Available data: Begin

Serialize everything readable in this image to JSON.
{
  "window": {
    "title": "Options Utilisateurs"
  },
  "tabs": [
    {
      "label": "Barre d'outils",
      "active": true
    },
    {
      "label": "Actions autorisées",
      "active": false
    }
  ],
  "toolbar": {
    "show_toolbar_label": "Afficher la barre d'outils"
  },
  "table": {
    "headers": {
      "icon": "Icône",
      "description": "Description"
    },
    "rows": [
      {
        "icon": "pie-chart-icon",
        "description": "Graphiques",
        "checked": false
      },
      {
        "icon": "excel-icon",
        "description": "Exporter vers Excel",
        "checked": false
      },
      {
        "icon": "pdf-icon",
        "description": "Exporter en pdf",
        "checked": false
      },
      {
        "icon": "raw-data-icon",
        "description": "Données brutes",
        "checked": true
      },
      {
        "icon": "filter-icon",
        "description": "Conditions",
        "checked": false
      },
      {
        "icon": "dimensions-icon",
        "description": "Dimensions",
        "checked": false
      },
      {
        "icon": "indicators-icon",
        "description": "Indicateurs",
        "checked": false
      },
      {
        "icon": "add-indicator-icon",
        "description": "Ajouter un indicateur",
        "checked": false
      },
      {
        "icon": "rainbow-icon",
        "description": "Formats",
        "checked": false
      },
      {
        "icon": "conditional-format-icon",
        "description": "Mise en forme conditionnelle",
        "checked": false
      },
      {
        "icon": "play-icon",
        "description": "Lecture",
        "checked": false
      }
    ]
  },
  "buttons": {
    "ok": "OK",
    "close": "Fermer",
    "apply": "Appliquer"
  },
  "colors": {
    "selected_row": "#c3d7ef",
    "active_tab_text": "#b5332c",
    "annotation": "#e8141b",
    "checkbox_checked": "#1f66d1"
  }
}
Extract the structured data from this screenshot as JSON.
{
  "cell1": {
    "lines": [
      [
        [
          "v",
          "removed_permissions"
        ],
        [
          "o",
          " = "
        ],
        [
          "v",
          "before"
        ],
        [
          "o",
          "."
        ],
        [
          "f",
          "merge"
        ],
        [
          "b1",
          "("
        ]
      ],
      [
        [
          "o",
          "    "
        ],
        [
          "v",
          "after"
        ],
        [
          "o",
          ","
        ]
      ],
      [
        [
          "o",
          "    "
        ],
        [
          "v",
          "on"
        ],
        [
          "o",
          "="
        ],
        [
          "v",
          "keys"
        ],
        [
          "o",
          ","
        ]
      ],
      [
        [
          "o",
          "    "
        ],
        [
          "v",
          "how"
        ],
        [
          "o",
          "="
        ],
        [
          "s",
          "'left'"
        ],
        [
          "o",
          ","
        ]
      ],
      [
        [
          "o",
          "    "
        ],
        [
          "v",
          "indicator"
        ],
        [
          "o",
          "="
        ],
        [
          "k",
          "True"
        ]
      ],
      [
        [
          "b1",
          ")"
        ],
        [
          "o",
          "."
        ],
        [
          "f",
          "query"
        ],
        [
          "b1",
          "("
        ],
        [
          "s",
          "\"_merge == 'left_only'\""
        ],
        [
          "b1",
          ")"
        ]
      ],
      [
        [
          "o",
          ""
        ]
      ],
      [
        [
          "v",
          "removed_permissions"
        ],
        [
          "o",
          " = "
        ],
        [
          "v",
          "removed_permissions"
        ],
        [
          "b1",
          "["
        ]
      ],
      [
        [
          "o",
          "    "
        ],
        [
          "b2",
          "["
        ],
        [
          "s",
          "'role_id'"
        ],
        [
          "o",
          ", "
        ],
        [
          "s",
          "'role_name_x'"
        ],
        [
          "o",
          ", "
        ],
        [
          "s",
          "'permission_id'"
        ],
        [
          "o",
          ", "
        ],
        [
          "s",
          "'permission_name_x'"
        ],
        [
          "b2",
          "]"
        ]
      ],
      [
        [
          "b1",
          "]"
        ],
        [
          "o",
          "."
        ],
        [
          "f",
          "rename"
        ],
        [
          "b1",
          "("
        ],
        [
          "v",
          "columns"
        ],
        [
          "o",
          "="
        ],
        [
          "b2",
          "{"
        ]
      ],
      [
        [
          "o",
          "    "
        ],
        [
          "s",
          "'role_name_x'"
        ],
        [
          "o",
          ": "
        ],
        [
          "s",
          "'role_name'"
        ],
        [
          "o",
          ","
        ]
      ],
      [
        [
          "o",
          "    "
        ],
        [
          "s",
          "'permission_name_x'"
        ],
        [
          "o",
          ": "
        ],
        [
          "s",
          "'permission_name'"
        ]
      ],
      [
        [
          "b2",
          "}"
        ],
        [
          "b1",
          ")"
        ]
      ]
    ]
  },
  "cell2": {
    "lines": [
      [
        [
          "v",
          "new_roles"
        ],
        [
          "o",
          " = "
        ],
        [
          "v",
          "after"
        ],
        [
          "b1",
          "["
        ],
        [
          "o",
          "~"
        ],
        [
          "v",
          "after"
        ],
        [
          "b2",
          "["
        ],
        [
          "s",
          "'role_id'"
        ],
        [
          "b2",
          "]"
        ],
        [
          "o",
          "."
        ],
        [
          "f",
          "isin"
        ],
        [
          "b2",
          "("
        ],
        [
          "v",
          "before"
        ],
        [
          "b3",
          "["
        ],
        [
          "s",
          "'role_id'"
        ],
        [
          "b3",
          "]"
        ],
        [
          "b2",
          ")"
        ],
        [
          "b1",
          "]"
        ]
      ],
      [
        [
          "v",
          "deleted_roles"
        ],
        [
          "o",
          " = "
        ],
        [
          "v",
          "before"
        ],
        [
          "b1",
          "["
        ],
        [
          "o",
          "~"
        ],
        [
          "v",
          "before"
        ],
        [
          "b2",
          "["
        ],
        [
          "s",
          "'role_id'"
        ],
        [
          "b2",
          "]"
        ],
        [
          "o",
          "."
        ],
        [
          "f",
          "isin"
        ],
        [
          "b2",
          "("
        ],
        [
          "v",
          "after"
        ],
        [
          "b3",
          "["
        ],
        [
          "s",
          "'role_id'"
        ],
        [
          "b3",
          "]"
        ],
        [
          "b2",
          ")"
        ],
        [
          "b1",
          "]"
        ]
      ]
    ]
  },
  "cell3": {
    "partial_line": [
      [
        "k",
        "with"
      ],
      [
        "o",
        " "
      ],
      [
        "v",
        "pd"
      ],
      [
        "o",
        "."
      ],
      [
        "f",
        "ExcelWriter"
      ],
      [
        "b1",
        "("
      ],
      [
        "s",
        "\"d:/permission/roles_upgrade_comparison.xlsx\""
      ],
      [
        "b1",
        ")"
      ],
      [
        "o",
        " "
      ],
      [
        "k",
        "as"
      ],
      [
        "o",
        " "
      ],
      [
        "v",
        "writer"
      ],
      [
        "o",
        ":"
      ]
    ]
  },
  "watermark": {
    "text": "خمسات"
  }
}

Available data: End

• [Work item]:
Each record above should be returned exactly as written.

• [Answer to this task]:
Serialize everything readable in this image to JSON.
{
  "window": {
    "title": "Options Utilisateurs"
  },
  "tabs": [
    {
      "label": "Barre d'outils",
      "active": true
    },
    {
      "label": "Actions autorisées",
      "active": false
    }
  ],
  "toolbar": {
    "show_toolbar_label": "Afficher la barre d'outils"
  },
  "table": {
    "headers": {
      "icon": "Icône",
      "description": "Description"
    },
    "rows": [
      {
        "icon": "pie-chart-icon",
        "description": "Graphiques",
        "checked": false
      },
      {
        "icon": "excel-icon",
        "description": "Exporter vers Excel",
        "checked": false
      },
      {
        "icon": "pdf-icon",
        "description": "Exporter en pdf",
        "checked": false
      },
      {
        "icon": "raw-data-icon",
        "description": "Données brutes",
        "checked": true
      },
      {
        "icon": "filter-icon",
        "description": "Conditions",
        "checked": false
      },
      {
        "icon": "dimensions-icon",
        "description": "Dimensions",
        "checked": false
      },
      {
        "icon": "indicators-icon",
        "description": "Indicateurs",
        "checked": false
      },
      {
        "icon": "add-indicator-icon",
        "description": "Ajouter un indicateur",
        "checked": false
      },
      {
        "icon": "rainbow-icon",
        "description": "Formats",
        "checked": false
      },
      {
        "icon": "conditional-format-icon",
        "description": "Mise en forme conditionnelle",
        "checked": false
      },
      {
        "icon": "play-icon",
        "description": "Lecture",
        "checked": false
      }
    ]
  },
  "buttons": {
    "ok": "OK",
    "close": "Fermer",
    "apply": "Appliquer"
  },
  "colors": {
    "selected_row": "#c3d7ef",
    "active_tab_text": "#b5332c",
    "annotation": "#e8141b",
    "checkbox_checked": "#1f66d1"
  }
}
Extract the structured data from this screenshot as JSON.
{
  "cell1": {
    "lines": [
      [
        [
          "v",
          "removed_permissions"
        ],
        [
          "o",
          " = "
        ],
        [
          "v",
          "before"
        ],
        [
          "o",
          "."
        ],
        [
          "f",
          "merge"
        ],
        [
          "b1",
          "("
        ]
      ],
      [
        [
          "o",
          "    "
        ],
        [
          "v",
          "after"
        ],
        [
          "o",
          ","
        ]
      ],
      [
        [
          "o",
          "    "
        ],
        [
          "v",
          "on"
        ],
        [
          "o",
          "="
        ],
        [
          "v",
          "keys"
        ],
        [
          "o",
          ","
        ]
      ],
      [
        [
          "o",
          "    "
        ],
        [
          "v",
          "how"
        ],
        [
          "o",
          "="
        ],
        [
          "s",
          "'left'"
        ],
        [
          "o",
          ","
        ]
      ],
      [
        [
          "o",
          "    "
        ],
        [
          "v",
          "indicator"
        ],
        [
          "o",
          "="
        ],
        [
          "k",
          "True"
        ]
      ],
      [
        [
          "b1",
          ")"
        ],
        [
          "o",
          "."
        ],
        [
          "f",
          "query"
        ],
        [
          "b1",
          "("
        ],
        [
          "s",
          "\"_merge == 'left_only'\""
        ],
        [
          "b1",
          ")"
        ]
      ],
      [
        [
          "o",
          ""
        ]
      ],
      [
        [
          "v",
          "removed_permissions"
        ],
        [
          "o",
          " = "
        ],
        [
          "v",
          "removed_permissions"
        ],
        [
          "b1",
          "["
        ]
      ],
      [
        [
          "o",
          "    "
        ],
        [
          "b2",
          "["
        ],
        [
          "s",
          "'role_id'"
        ],
        [
          "o",
          ", "
        ],
        [
          "s",
          "'role_name_x'"
        ],
        [
          "o",
          ", "
        ],
        [
          "s",
          "'permission_id'"
        ],
        [
          "o",
          ", "
        ],
        [
          "s",
          "'permission_name_x'"
        ],
        [
          "b2",
          "]"
        ]
      ],
      [
        [
          "b1",
          "]"
        ],
        [
          "o",
          "."
        ],
        [
          "f",
          "rename"
        ],
        [
          "b1",
          "("
        ],
        [
          "v",
          "columns"
        ],
        [
          "o",
          "="
        ],
        [
          "b2",
          "{"
        ]
      ],
      [
        [
          "o",
          "    "
        ],
        [
          "s",
          "'role_name_x'"
        ],
        [
          "o",
          ": "
        ],
        [
          "s",
          "'role_name'"
        ],
        [
          "o",
          ","
        ]
      ],
      [
        [
          "o",
          "    "
        ],
        [
          "s",
          "'permission_name_x'"
        ],
        [
          "o",
          ": "
        ],
        [
          "s",
          "'permission_name'"
        ]
      ],
      [
        [
          "b2",
          "}"
        ],
        [
          "b1",
          ")"
        ]
      ]
    ]
  },
  "cell2": {
    "lines": [
      [
        [
          "v",
          "new_roles"
        ],
        [
          "o",
          " = "
        ],
        [
          "v",
          "after"
        ],
        [
          "b1",
          "["
        ],
        [
          "o",
          "~"
        ],
        [
          "v",
          "after"
        ],
        [
          "b2",
          "["
        ],
        [
          "s",
          "'role_id'"
        ],
        [
          "b2",
          "]"
        ],
        [
          "o",
          "."
        ],
        [
          "f",
          "isin"
        ],
        [
          "b2",
          "("
        ],
        [
          "v",
          "before"
        ],
        [
          "b3",
          "["
        ],
        [
          "s",
          "'role_id'"
        ],
        [
          "b3",
          "]"
        ],
        [
          "b2",
          ")"
        ],
        [
          "b1",
          "]"
        ]
      ],
      [
        [
          "v",
          "deleted_roles"
        ],
        [
          "o",
          " = "
        ],
        [
          "v",
          "before"
        ],
        [
          "b1",
          "["
        ],
        [
          "o",
          "~"
        ],
        [
          "v",
          "before"
        ],
        [
          "b2",
          "["
        ],
        [
          "s",
          "'role_id'"
        ],
        [
          "b2",
          "]"
        ],
        [
          "o",
          "."
        ],
        [
          "f",
          "isin"
        ],
        [
          "b2",
          "("
        ],
        [
          "v",
          "after"
        ],
        [
          "b3",
          "["
        ],
        [
          "s",
          "'role_id'"
        ],
        [
          "b3",
          "]"
        ],
        [
          "b2",
          ")"
        ],
        [
          "b1",
          "]"
        ]
      ]
    ]
  },
  "cell3": {
    "partial_line": [
      [
        "k",
        "with"
      ],
      [
        "o",
        " "
      ],
      [
        "v",
        "pd"
      ],
      [
        "o",
        "."
      ],
      [
        "f",
        "ExcelWriter"
      ],
      [
        "b1",
        "("
      ],
      [
        "s",
        "\"d:/permission/roles_upgrade_comparison.xlsx\""
      ],
      [
        "b1",
        ")"
      ],
      [
        "o",
        " "
      ],
      [
        "k",
        "as"
      ],
      [
        "o",
        " "
      ],
      [
        "v",
        "writer"
      ],
      [
        "o",
        ":"
      ]
    ]
  },
  "watermark": {
    "text": "خمسات"
  }
}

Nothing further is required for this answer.